    As a parent whose children have graduate from high schools in Utah, East Coast, West Coast, and DC metro, I can say with confidence that the claim that "Utah's schools among world's most effective, efficient" is bunk. It is no surprise that Utah scores are "relatively" high: its demographics lend itself to this status - the state does not have sizable areas of urban or rural blight that drop the average scores. However, I have found education in the state at best to be mediocre. Yes, the teachers are dedicated, but teachers are dedicated in most places: that is why they teach.
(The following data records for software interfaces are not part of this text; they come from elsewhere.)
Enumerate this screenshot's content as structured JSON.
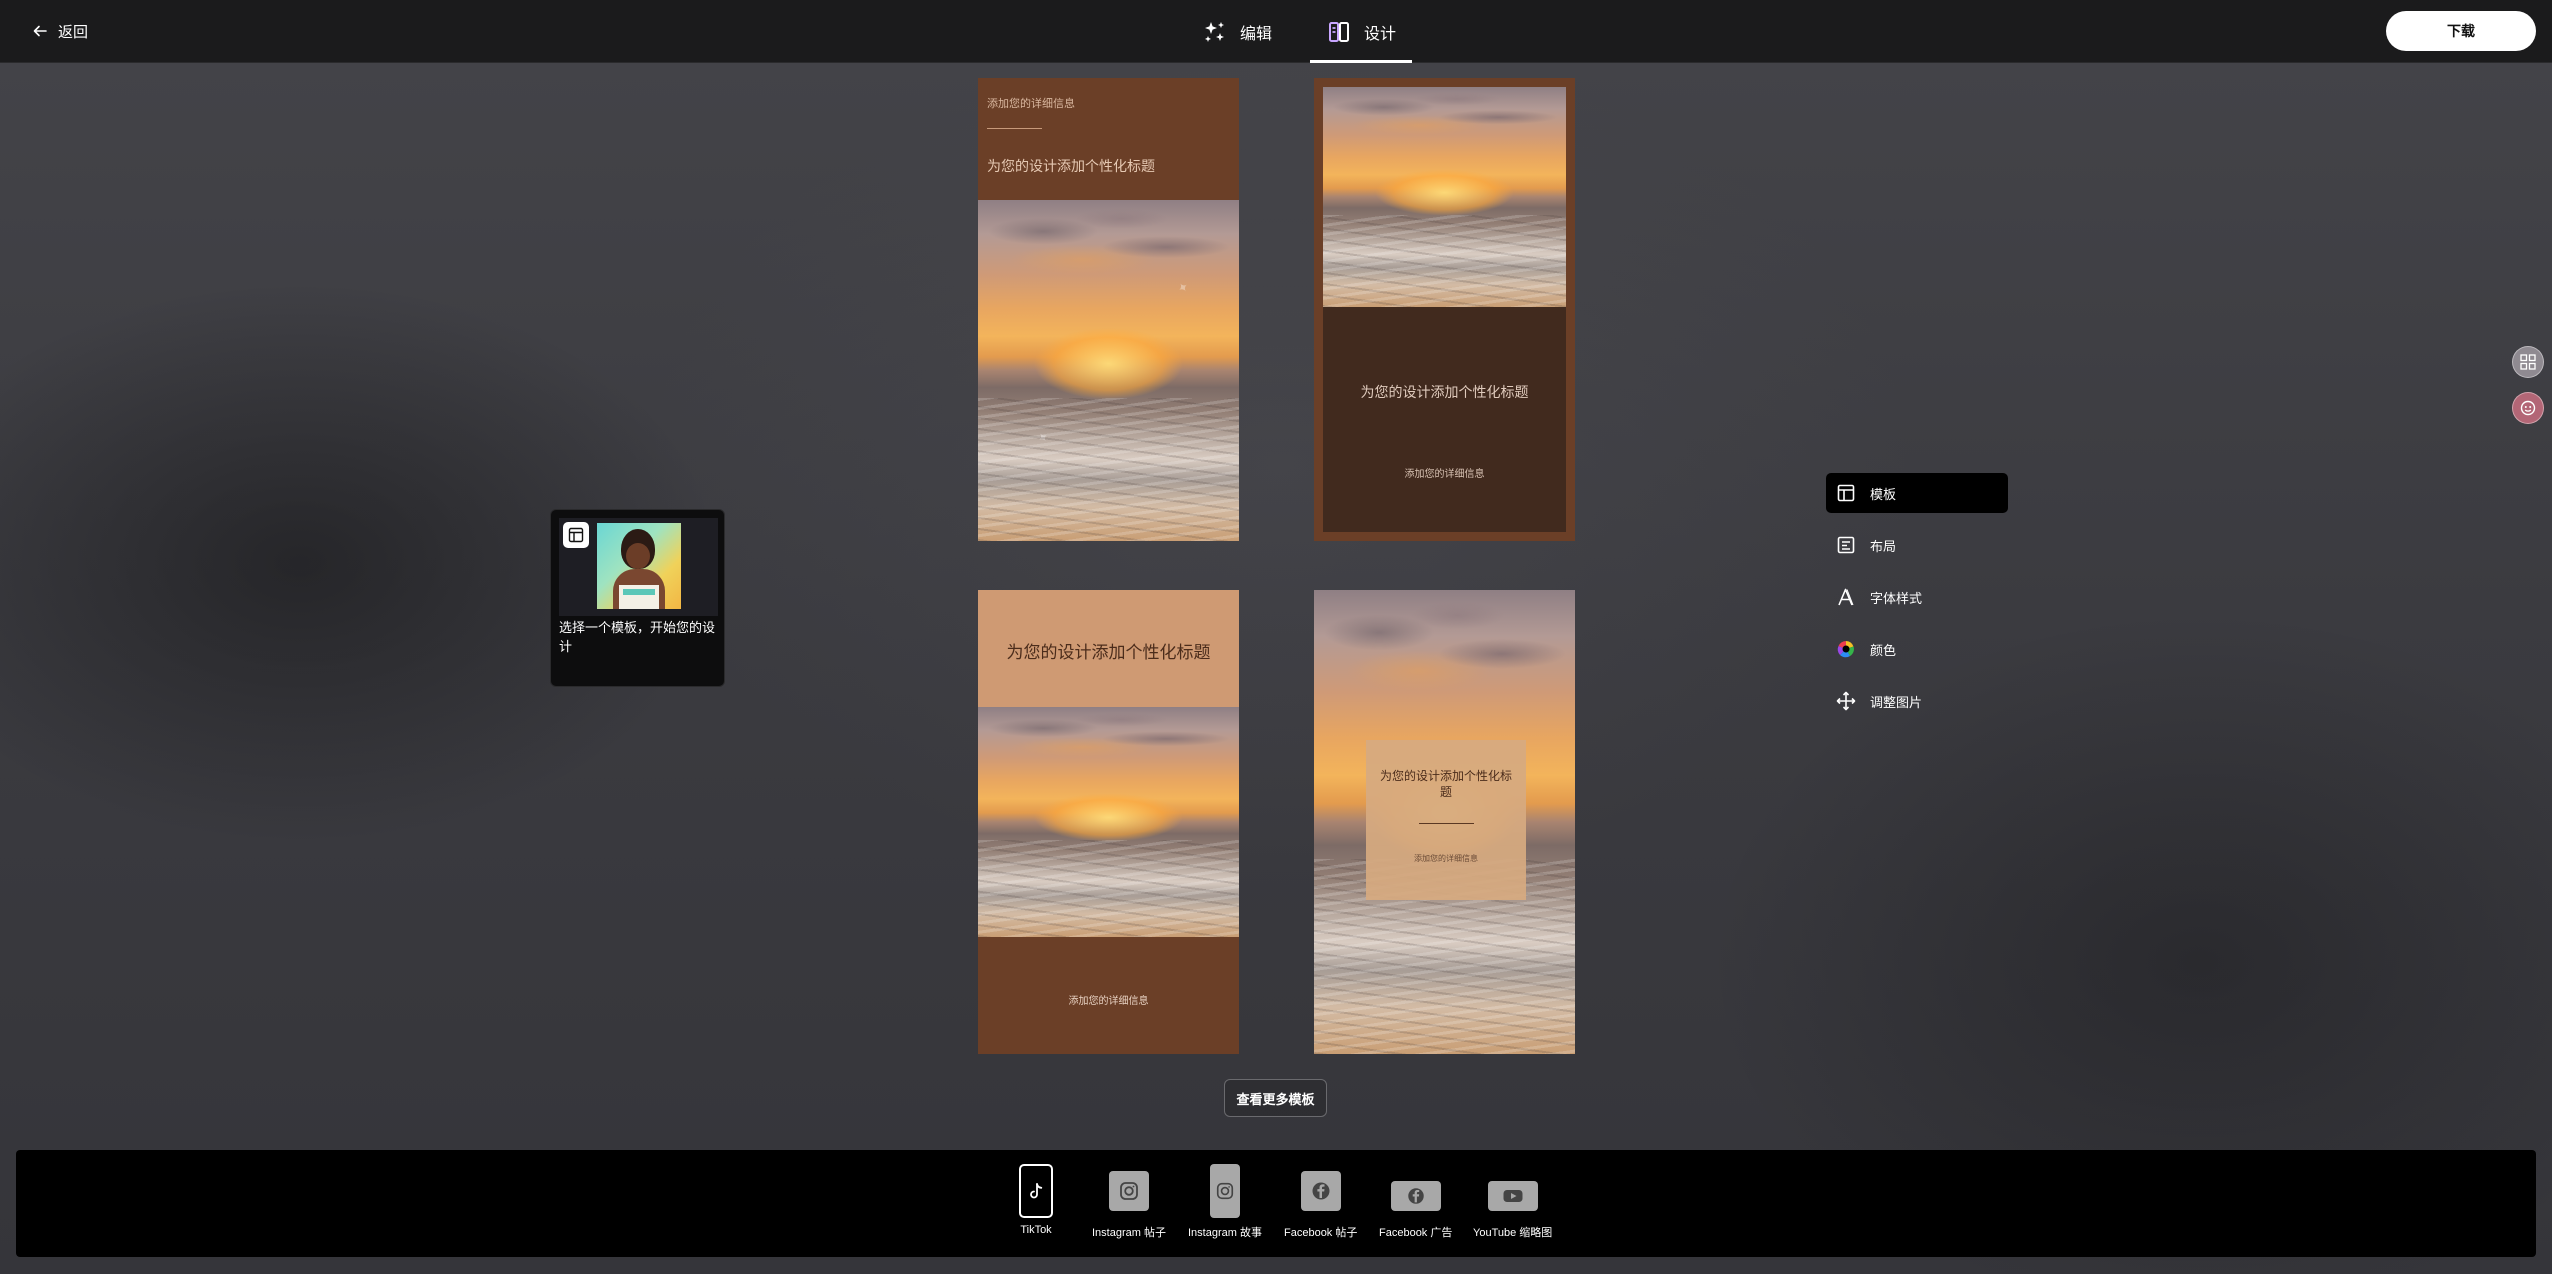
{
  "topbar": {
    "back_label": "返回",
    "tabs": [
      {
        "label": "编辑",
        "icon": "sparkles-icon"
      },
      {
        "label": "设计",
        "icon": "design-panels-icon"
      }
    ],
    "active_tab": "设计",
    "download_label": "下载"
  },
  "templates": [
    {
      "title": "为您的设计添加个性化标题",
      "subtitle": "添加您的详细信息",
      "bg": "#6b3f27"
    },
    {
      "title": "为您的设计添加个性化标题",
      "subtitle": "添加您的详细信息",
      "bg": "#412a1e"
    },
    {
      "title": "为您的设计添加个性化标题",
      "subtitle": "添加您的详细信息",
      "bg": "#cf9a73"
    },
    {
      "title": "为您的设计添加个性化标题",
      "subtitle": "添加您的详细信息",
      "bg": "#d6aa80"
    }
  ],
  "tooltip": {
    "text": "选择一个模板，开始您的设计"
  },
  "side_menu": [
    {
      "label": "模板",
      "icon": "template-icon",
      "active": true
    },
    {
      "label": "布局",
      "icon": "layout-icon",
      "active": false
    },
    {
      "label": "字体样式",
      "icon": "font-style-icon",
      "active": false
    },
    {
      "label": "颜色",
      "icon": "color-wheel-icon",
      "active": false
    },
    {
      "label": "调整图片",
      "icon": "move-arrows-icon",
      "active": false
    }
  ],
  "view_more_label": "查看更多模板",
  "platforms": [
    {
      "label": "TikTok",
      "icon": "tiktok-icon",
      "active": true
    },
    {
      "label": "Instagram 帖子",
      "icon": "instagram-icon",
      "active": false
    },
    {
      "label": "Instagram 故事",
      "icon": "instagram-icon",
      "active": false
    },
    {
      "label": "Facebook 帖子",
      "icon": "facebook-icon",
      "active": false
    },
    {
      "label": "Facebook 广告",
      "icon": "facebook-icon",
      "active": false
    },
    {
      "label": "YouTube 缩略图",
      "icon": "youtube-icon",
      "active": false
    }
  ]
}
The reasons for Utah's mediocrity is too complicated to lay out for a post of this size, but I do find the self-congratulatory stance on the state's education to be amusing.

  • LDS Liberal Farmington, UT
    Nov. 20, 2013 7:46 a.m.
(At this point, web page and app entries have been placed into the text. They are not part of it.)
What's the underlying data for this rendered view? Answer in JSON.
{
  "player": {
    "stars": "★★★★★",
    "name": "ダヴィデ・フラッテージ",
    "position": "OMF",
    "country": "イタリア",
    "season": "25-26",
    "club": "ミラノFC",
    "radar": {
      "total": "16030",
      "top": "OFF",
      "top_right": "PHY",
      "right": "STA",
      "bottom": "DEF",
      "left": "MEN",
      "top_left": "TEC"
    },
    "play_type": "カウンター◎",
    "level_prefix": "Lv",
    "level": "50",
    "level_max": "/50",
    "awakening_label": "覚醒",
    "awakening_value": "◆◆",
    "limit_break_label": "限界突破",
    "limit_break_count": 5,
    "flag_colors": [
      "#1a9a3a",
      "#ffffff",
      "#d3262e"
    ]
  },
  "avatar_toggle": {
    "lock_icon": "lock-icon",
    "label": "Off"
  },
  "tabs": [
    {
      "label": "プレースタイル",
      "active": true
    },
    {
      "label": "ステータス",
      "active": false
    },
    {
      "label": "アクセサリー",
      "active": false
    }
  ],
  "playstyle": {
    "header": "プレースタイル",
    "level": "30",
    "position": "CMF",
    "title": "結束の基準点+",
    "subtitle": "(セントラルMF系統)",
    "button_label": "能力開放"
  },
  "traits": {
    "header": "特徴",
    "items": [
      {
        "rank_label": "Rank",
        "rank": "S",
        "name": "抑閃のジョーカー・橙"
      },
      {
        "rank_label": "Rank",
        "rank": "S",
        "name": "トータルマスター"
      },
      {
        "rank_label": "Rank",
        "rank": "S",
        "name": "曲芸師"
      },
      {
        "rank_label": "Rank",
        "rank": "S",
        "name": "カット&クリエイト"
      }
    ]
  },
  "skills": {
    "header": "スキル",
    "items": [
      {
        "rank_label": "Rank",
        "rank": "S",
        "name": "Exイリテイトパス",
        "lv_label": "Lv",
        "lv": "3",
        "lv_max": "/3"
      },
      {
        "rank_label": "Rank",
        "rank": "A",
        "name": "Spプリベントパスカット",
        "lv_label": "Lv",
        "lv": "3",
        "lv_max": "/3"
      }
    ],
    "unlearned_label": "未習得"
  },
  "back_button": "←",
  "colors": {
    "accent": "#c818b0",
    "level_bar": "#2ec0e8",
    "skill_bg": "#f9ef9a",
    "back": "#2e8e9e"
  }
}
    The Teachers here do a great job - DISPITE their School District Administrators!

    As for Utah's education being the best in the word?
    This guy needs to get out of his tiny little "Utah Bubble".

  • DN Subscriber 2 SLC, UT
    Nov. 19, 2013 10:59 p.m.

    Utah's educators do a tremendous job with the resources they are given.

    Utah's parents do a tremendous job reinforcing the value of an education and encouraging students to learn, and to graduate.

    Utah's schools are funded adequately, but not generously. Likewise, most Utah taxpayers earn adequate incomes, but not generous ones. Therefore, it is unreasonable to automatically agree to the perpetual demands for "More Money!"

    Instead, Utah's education system needs to look closely at what it does, and why, and how. The "tooth to tail" ratio between classroom educators and administrative staff is ripe for savings, and elimination of unnecessary functions. Like it or not, kids today are more attuned to digital media and learning potential there is nearly unlimited. We need to exploit that, and get away from the dogma that "seat time equals education."

    We also need to admit some kids are disruptive or perhaps mentally challenged but for whatever reason a negative influence on learning. Quit wasting time keeping them in the "mainstream" and the rest of the students will achieve more, with less teacher effort. Deal with the few difficult students separately.

    Keep up the good work, but within our funding limits.

  • Orem Parent Orem, UT
    Nov. 19, 2013 10:58 p.m.

    Yes we get an enormous bang for our buck. I want to personally thank the teachers that my kids have had here in Utah. I have never seen a more dedicated bunch of people than our local teachers. Thank you for your hard work and long hours. They do amazing work and we are all the recipients of having a well educated population.

    Thank You!